In many countries, companies of a certain size must now legally establish their own internal whistleblowing systems. After the Enron case, which not only caused the company’s bankruptcy but the de facto dissolution of Arthur Andersen, one of the world’s five largest audit firms, lead to the New York Stock Exchange requiring all multinationals to develop such forms of internal oversight. Since 2005 Nestlé has had such a system, at least on paper. In its Code of Business Conduct, it encourages employees to report any wrongdoing and promises them a fair examination of their complaints. From 2006 to 2010, I reported failures in food safety management and retaliation against my person to all levels of Nestlé management. To no avail: Nestlé failed to examine any of my concerns.
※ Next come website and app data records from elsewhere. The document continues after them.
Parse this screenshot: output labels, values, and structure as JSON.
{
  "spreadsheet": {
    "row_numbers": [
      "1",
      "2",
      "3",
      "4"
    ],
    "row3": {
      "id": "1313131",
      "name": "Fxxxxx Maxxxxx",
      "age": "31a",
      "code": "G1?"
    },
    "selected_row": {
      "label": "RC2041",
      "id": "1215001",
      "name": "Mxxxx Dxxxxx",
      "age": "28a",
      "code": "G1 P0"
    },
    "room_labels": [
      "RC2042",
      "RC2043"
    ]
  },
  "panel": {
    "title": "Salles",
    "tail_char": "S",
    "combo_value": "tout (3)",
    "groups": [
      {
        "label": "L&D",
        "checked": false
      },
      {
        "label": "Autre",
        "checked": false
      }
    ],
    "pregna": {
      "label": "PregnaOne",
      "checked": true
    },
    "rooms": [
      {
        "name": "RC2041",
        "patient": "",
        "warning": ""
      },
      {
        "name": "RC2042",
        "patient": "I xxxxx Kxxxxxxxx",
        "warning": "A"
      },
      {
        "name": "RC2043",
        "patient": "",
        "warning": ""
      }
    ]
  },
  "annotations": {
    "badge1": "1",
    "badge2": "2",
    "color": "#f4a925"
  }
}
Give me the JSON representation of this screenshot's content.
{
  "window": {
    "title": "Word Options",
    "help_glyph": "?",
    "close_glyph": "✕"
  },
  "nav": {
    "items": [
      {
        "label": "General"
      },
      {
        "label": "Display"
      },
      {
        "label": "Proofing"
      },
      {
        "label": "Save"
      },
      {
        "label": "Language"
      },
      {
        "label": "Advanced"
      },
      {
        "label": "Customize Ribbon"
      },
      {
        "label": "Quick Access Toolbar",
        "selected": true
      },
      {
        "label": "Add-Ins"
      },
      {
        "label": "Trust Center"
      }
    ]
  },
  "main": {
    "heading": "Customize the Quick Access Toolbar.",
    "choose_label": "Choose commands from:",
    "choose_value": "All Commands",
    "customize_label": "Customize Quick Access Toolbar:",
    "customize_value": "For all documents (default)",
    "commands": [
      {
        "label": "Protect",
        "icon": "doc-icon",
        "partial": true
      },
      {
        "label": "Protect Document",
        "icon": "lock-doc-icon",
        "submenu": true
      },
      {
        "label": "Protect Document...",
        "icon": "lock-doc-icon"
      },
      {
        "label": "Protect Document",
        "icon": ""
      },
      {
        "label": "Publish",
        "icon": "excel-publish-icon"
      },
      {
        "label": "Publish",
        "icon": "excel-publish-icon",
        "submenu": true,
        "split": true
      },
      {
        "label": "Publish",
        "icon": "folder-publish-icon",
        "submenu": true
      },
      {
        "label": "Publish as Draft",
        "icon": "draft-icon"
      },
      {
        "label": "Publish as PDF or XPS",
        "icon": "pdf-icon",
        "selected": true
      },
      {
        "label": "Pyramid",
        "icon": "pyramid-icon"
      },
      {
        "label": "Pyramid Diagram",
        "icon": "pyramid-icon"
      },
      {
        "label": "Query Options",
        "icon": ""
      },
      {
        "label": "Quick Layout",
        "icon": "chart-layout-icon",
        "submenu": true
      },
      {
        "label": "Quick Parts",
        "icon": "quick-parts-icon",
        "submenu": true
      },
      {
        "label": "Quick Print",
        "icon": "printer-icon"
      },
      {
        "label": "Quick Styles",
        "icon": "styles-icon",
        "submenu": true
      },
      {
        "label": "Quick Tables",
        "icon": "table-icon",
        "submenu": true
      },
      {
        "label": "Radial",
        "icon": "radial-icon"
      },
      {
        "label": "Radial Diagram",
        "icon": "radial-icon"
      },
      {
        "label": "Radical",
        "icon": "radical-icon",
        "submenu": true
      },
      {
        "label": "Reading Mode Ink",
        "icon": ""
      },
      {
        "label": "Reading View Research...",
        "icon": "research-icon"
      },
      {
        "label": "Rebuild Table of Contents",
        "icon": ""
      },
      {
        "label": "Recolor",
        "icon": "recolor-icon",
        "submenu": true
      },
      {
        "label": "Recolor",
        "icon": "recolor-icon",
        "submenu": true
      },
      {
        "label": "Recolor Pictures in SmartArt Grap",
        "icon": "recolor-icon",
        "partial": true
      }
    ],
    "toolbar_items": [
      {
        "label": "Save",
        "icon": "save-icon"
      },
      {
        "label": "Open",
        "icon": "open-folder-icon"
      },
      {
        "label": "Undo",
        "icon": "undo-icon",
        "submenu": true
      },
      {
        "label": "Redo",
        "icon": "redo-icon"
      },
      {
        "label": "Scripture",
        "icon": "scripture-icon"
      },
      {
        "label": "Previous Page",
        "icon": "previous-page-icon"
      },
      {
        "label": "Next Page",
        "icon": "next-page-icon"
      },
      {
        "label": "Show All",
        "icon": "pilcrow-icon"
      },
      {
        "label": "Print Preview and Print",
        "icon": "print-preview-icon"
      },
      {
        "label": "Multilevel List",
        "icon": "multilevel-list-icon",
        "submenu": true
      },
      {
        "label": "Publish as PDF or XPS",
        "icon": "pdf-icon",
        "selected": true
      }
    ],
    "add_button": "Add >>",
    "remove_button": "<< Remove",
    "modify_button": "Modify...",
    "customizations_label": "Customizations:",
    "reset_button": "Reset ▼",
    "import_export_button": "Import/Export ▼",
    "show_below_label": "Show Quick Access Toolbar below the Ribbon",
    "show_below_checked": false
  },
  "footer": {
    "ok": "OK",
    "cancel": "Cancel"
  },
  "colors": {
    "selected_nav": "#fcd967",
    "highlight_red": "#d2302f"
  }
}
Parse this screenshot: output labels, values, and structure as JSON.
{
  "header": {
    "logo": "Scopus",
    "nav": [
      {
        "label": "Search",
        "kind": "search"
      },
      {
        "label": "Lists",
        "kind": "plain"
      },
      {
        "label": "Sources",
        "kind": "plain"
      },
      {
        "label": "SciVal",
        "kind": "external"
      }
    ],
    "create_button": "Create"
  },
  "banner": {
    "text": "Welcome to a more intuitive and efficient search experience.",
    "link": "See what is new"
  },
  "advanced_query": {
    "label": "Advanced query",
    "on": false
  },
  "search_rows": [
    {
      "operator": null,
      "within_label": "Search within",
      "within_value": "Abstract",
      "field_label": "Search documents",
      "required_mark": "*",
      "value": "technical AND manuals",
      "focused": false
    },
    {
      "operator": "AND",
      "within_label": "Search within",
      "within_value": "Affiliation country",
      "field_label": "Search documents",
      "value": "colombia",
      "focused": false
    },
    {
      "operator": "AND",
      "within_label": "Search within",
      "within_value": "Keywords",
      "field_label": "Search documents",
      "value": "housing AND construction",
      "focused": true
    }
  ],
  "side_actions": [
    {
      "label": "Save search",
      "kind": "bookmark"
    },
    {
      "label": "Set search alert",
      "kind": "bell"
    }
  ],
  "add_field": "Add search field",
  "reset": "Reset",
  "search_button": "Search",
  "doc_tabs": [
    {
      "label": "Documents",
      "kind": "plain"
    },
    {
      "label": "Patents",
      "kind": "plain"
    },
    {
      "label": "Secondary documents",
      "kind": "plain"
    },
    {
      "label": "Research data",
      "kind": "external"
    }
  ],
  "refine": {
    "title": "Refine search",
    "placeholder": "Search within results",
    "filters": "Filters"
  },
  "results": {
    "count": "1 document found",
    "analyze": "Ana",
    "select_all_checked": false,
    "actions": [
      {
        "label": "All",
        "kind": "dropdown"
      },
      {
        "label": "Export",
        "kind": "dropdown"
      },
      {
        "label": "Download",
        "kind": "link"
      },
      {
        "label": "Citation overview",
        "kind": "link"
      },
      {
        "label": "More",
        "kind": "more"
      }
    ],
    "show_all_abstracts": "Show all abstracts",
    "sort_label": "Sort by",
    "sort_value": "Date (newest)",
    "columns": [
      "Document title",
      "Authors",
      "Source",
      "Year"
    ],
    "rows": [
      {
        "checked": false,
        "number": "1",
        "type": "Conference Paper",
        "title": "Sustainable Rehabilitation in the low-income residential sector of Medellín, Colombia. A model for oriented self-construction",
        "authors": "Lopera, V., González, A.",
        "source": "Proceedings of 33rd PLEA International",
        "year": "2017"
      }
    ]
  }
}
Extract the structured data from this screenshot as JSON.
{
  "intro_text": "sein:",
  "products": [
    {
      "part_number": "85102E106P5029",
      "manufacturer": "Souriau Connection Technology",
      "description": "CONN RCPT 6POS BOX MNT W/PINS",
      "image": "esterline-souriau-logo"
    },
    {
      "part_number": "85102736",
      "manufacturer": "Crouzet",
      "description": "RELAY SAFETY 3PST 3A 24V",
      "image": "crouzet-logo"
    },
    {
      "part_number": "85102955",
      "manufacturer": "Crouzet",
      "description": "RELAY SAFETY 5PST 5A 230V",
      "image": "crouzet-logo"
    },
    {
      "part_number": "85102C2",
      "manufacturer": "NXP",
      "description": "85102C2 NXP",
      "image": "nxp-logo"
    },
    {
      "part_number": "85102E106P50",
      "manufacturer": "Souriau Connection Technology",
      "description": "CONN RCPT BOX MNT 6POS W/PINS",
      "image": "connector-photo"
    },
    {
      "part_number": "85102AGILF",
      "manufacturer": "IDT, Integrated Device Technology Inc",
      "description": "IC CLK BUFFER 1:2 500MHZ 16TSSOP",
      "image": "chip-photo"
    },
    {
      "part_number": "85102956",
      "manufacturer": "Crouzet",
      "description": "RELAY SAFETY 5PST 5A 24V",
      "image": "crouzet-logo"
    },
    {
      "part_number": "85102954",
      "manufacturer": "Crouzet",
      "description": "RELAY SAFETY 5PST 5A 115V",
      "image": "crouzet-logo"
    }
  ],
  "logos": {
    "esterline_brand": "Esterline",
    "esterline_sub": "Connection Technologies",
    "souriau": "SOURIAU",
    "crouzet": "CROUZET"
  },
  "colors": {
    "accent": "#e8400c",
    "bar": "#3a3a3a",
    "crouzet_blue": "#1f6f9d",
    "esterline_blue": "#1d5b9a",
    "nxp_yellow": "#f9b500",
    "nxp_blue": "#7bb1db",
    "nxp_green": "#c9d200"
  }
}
Pending a global whistleblowing protection system, it is possible to overcome the threats posed if countries fail to protect employees. The lack of such a national system, or its acceptance of a dysfunctional form of operation, should be viewed as a weakness in the regulatory control system. This should prompt governments to place trade embargoes on those countries which fail to assume their responsibilities. A precedent for this exists. Some years ago, the EU embargoed the importation of food products from cholera-affected countries on the grounds that their control systems did not inspire confidence; their regulatory authorities were not considered competent enough to oversee and ensure the safety of their food production.
Another option is to allow employees of multinational companies or organizations to seek justice by filing a lawsuit in any country where the entity in question is operational and where the law provides better protection for employees. Well above risk management, freedom of expression and respect for dignity stand out as fundamental human rights. But the protection of employees against all forms of violence is also a matter of public health and basic humanity.
*Yasmine Motarjemi is a former senior scientist at World Health Organization. Headhunted by the Management of Nestlé in Vevey Switzerland, in the year 2000 she was appointed as Assistant Vice President, in charge of Food Safety globally, (See https://www.global-geneva.com/nestle-whistleblower-letter-to-company-ceo-ulf-mark-schneider/